5. The benefits of this section shall insure only to employees as defined herein and shall not enlarge or diminish the rights of any other party nor shall any provision of this section be construed to affect, alter or repeal any provision of the workers' compensation law.

Special attention is called to the requirement that papers served on any officer or employee of the state must be forwarded to the Attorney General within five days in order to obtain the protection of the Act. Notice of such action must also be reported to the President of the college.

The question of what constitutes negligence in cases where students request the use of facilities outside of scheduled class hours has arisen from time to time. Based on information received from the State University legal counsel, the following guidelines have been established:

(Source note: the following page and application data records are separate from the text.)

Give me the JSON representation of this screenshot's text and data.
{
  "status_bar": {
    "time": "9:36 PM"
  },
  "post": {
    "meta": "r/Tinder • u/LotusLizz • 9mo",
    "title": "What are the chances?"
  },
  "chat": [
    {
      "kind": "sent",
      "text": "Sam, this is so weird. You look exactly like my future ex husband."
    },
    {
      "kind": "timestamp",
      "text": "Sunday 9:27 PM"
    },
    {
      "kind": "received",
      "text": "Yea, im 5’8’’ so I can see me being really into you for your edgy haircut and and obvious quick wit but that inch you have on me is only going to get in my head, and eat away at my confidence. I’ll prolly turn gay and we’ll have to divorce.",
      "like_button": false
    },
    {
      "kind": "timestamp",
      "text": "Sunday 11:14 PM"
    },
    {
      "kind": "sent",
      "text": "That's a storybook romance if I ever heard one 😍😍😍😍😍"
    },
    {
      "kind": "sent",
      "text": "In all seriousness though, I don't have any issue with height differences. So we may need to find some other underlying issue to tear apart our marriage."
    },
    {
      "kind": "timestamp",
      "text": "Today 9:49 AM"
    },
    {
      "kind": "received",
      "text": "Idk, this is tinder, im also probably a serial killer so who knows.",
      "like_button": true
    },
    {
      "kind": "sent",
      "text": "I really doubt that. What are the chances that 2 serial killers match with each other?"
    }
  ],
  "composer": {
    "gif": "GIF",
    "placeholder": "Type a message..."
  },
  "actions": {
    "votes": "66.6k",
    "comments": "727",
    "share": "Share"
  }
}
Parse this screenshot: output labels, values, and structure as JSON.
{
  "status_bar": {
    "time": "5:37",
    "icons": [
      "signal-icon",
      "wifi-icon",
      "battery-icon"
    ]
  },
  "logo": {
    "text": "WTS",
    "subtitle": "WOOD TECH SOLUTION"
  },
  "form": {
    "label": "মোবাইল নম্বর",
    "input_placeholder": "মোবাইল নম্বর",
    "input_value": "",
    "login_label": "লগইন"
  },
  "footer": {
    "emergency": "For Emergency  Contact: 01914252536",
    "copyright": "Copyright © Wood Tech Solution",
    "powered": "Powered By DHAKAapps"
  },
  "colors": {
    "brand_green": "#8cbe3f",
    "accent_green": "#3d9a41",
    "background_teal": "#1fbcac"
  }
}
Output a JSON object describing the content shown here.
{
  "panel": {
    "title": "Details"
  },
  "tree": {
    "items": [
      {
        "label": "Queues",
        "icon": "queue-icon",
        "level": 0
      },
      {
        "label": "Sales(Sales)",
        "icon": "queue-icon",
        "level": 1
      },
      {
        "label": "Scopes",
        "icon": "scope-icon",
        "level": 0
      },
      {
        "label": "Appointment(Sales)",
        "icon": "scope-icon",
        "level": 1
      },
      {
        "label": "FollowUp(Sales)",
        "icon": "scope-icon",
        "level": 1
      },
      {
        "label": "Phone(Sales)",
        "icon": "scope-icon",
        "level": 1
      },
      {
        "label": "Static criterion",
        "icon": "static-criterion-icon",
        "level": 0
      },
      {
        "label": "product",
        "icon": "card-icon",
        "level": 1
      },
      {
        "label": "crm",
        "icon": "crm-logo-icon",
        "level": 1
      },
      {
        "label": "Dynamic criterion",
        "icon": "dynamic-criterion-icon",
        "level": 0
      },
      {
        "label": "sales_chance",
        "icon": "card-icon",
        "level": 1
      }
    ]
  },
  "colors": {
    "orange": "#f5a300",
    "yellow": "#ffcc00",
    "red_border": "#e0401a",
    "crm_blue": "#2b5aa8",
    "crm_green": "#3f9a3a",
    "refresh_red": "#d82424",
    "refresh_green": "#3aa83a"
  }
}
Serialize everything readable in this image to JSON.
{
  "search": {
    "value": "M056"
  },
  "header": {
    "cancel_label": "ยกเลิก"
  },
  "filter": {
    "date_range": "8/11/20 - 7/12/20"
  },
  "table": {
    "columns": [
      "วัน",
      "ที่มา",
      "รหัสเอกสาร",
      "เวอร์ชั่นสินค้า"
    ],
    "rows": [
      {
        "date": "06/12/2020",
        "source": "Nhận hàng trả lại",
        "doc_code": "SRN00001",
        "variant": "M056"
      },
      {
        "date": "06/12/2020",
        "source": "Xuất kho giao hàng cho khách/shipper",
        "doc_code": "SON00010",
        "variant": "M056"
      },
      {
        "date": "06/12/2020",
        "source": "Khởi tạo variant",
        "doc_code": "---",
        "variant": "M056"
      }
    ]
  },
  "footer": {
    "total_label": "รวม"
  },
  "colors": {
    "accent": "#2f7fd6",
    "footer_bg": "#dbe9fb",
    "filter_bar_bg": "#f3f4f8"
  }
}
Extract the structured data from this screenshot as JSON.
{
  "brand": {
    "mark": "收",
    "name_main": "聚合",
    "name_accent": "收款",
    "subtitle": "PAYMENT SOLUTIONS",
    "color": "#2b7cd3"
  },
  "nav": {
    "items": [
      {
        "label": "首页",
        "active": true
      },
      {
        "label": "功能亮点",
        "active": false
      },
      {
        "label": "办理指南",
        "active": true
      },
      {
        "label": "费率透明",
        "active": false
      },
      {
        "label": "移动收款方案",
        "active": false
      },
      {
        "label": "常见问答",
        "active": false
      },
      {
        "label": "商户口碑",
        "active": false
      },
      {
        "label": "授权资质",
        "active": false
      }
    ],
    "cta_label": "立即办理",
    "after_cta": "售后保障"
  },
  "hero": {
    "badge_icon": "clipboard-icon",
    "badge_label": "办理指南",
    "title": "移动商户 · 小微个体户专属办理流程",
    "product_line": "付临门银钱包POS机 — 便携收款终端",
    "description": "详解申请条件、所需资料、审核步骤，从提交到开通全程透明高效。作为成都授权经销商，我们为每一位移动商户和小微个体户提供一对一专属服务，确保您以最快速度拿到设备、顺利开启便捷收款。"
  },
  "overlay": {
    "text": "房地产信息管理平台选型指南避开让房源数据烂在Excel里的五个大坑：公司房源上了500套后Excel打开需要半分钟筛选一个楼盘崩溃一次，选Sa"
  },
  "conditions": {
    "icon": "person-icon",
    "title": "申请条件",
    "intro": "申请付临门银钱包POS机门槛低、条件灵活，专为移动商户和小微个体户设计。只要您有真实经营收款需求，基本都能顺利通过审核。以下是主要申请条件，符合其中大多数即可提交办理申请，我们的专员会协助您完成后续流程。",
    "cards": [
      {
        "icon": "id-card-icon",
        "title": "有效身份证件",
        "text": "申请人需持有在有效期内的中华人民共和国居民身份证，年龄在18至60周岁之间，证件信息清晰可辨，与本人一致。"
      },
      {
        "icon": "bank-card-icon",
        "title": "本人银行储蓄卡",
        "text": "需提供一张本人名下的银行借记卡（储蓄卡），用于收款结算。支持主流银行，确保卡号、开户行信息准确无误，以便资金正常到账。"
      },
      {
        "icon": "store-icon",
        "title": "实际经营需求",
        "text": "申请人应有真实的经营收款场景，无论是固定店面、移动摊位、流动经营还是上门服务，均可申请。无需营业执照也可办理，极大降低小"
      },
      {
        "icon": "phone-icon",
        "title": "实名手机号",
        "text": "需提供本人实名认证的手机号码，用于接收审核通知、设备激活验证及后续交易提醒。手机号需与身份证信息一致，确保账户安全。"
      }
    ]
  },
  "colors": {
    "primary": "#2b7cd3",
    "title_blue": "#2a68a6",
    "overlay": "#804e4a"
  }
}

  1. Power tools and dangerous chemicals are not to be made available to those who it is known are unskilled in their use without instruction and/or close supervision. Power tools are to be in proper working order and have the requisite guards or safety devices at all times.
  2. The department should satisfy itself as to what facilities, equipment and materials can be considered dangerous or hazardous and be guided accordingly.
  3. Whether supervisory negligence is involved in any accident will always be determined on the facts of the individual case and the decision will rest upon what degree of care was reasonably required under all the particular circumstances. Therefore, close supervision by one skilled in the uses and potentialities of dangerous equipment and materials is the best way to prevent liability.

"Right to Know" law relative to hazards of toxic substances

The "Right to Know" "Law was passed with an understanding that workers in New York State and their families may be in danger because of exposure to toxic substances at the work site. Accordingly, the law maintains that workers have an inherent right to know all of the health hazards associated with exposure to toxic substances for two reasons:

  1. Employees have a right to make an informed decision about the possible cost of employment to health and life.
  2. Employees can observe symptoms of toxicity in themselves and understand the relationship between the symptoms and exposure, and can, therefore, evaluate the need for any corrective action.

Employers across the state are given specific responsibilities in order that workers may exercise this right. The Department of Health is given duties to assist communication between employers and workers concerning toxic substances, and it is given the power to gather information about occupational health hazards. The Department of Labor is given the responsibility of cooperating with the Department of Health in implementing the law and enforcing those provisions of the law under the Labor Department's jurisdiction.

The "Right to Know" Law defines a toxic substance as any substance which is listed in the latest printed edition of the National Institute for Occupational Safety and Health Registry of Toxic Effects of Chemical Substances or has yielded evidence of acute or chronic health hazards in human, animal, or other biological testing. While this definition may seem unusually broad, the NIOSH Registry of Toxic Effects of Chemical Substances alone lists over 39,000 chemicals.

The law excludes from consideration all substances for which no toxicity information exists, but which may have a considerable toxic or other hazardous potential.

Any employee who believes that a safety or health violation or imminent danger exists may request an inspection by notifying the Industrial Commissioner. If the commissioner, upon such inspection, believes there is a violation of these regulations, the commissioner shall issue an order for compliance by the employer within a reasonable time. Violation of a labor law or any regulation or order of the Industrial Commissioner is a misdemeanor.

Orange colored posters stating the "Right to Know" law are posted in each building as a reminder. The posters contain the name of the local contact person for further information.